BEGIN Data for this exercise

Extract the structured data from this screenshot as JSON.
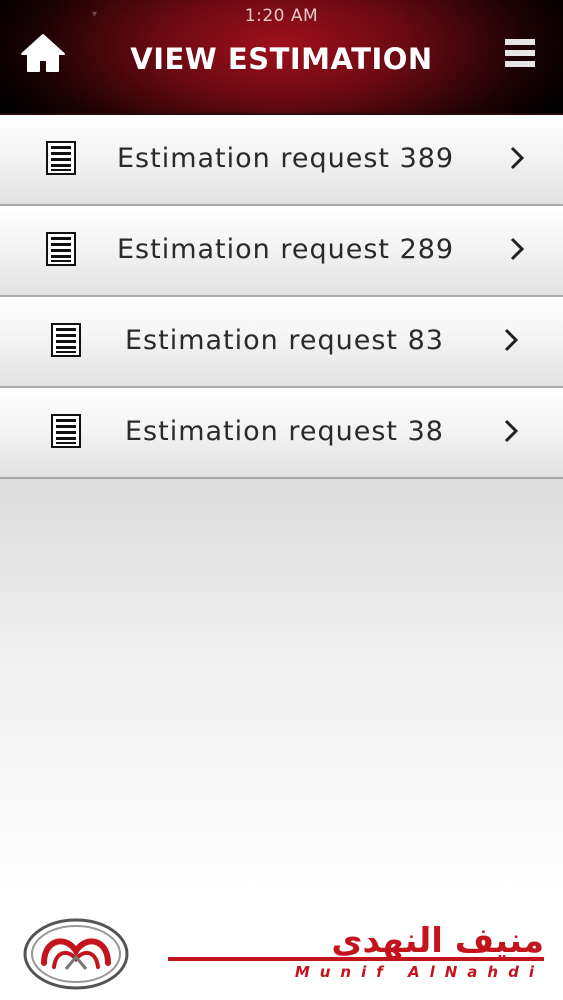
{
  "status_bar": {
    "time": "1:20 AM"
  },
  "header": {
    "title": "VIEW ESTIMATION",
    "home_icon": "home-icon",
    "menu_icon": "hamburger-menu-icon"
  },
  "requests": [
    {
      "label": "Estimation request 389"
    },
    {
      "label": "Estimation request 289"
    },
    {
      "label": "Estimation request 83"
    },
    {
      "label": "Estimation request 38"
    }
  ],
  "footer": {
    "brand_arabic": "منيف النهدي",
    "brand_latin": "Munif AlNahdi",
    "accent_color": "#c3141e"
  }
}
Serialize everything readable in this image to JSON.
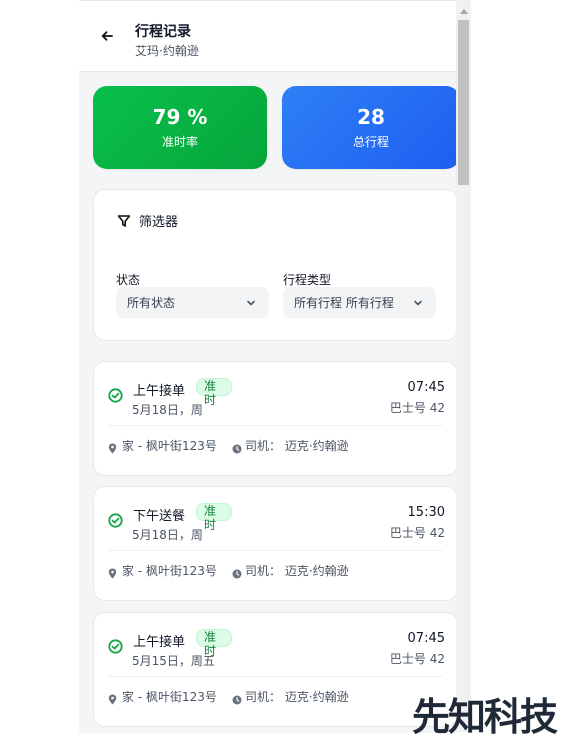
{
  "header": {
    "title": "行程记录",
    "subtitle": "艾玛·约翰逊"
  },
  "stats": [
    {
      "value": "79 %",
      "label": "准时率",
      "color": "#08c04b"
    },
    {
      "value": "28",
      "label": "总行程",
      "color": "#2f7ff6"
    }
  ],
  "filter": {
    "title": "筛选器",
    "status_label": "状态",
    "status_value": "所有状态",
    "type_label": "行程类型",
    "type_value": "所有行程 所有行程"
  },
  "trips": [
    {
      "title": "上午接单",
      "badge": "准时",
      "date": "5月18日，周",
      "time": "07:45",
      "bus": "巴士号 42",
      "location": "家 - 枫叶街123号",
      "driver": "司机： 迈克·约翰逊"
    },
    {
      "title": "下午送餐",
      "badge": "准时",
      "date": "5月18日，周",
      "time": "15:30",
      "bus": "巴士号 42",
      "location": "家 - 枫叶街123号",
      "driver": "司机： 迈克·约翰逊"
    },
    {
      "title": "上午接单",
      "badge": "准时",
      "date": "5月15日，周五",
      "time": "07:45",
      "bus": "巴士号 42",
      "location": "家 - 枫叶街123号",
      "driver": "司机： 迈克·约翰逊"
    }
  ],
  "watermark": "先知科技",
  "colors": {
    "accent_green": "#16a34a",
    "accent_blue": "#1d5ef0",
    "badge_bg": "#dcfce7"
  }
}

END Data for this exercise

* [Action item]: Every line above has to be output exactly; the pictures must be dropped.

* [Solution to the exercise]:
Extract the structured data from this screenshot as JSON.
{
  "status_bar": {
    "time": "1:20 AM"
  },
  "header": {
    "title": "VIEW ESTIMATION",
    "home_icon": "home-icon",
    "menu_icon": "hamburger-menu-icon"
  },
  "requests": [
    {
      "label": "Estimation request 389"
    },
    {
      "label": "Estimation request 289"
    },
    {
      "label": "Estimation request 83"
    },
    {
      "label": "Estimation request 38"
    }
  ],
  "footer": {
    "brand_arabic": "منيف النهدي",
    "brand_latin": "Munif AlNahdi",
    "accent_color": "#c3141e"
  }
}
Serialize everything readable in this image to JSON.
{
  "header": {
    "title": "行程记录",
    "subtitle": "艾玛·约翰逊"
  },
  "stats": [
    {
      "value": "79 %",
      "label": "准时率",
      "color": "#08c04b"
    },
    {
      "value": "28",
      "label": "总行程",
      "color": "#2f7ff6"
    }
  ],
  "filter": {
    "title": "筛选器",
    "status_label": "状态",
    "status_value": "所有状态",
    "type_label": "行程类型",
    "type_value": "所有行程 所有行程"
  },
  "trips": [
    {
      "title": "上午接单",
      "badge": "准时",
      "date": "5月18日，周",
      "time": "07:45",
      "bus": "巴士号 42",
      "location": "家 - 枫叶街123号",
      "driver": "司机： 迈克·约翰逊"
    },
    {
      "title": "下午送餐",
      "badge": "准时",
      "date": "5月18日，周",
      "time": "15:30",
      "bus": "巴士号 42",
      "location": "家 - 枫叶街123号",
      "driver": "司机： 迈克·约翰逊"
    },
    {
      "title": "上午接单",
      "badge": "准时",
      "date": "5月15日，周五",
      "time": "07:45",
      "bus": "巴士号 42",
      "location": "家 - 枫叶街123号",
      "driver": "司机： 迈克·约翰逊"
    }
  ],
  "watermark": "先知科技",
  "colors": {
    "accent_green": "#16a34a",
    "accent_blue": "#1d5ef0",
    "badge_bg": "#dcfce7"
  }
}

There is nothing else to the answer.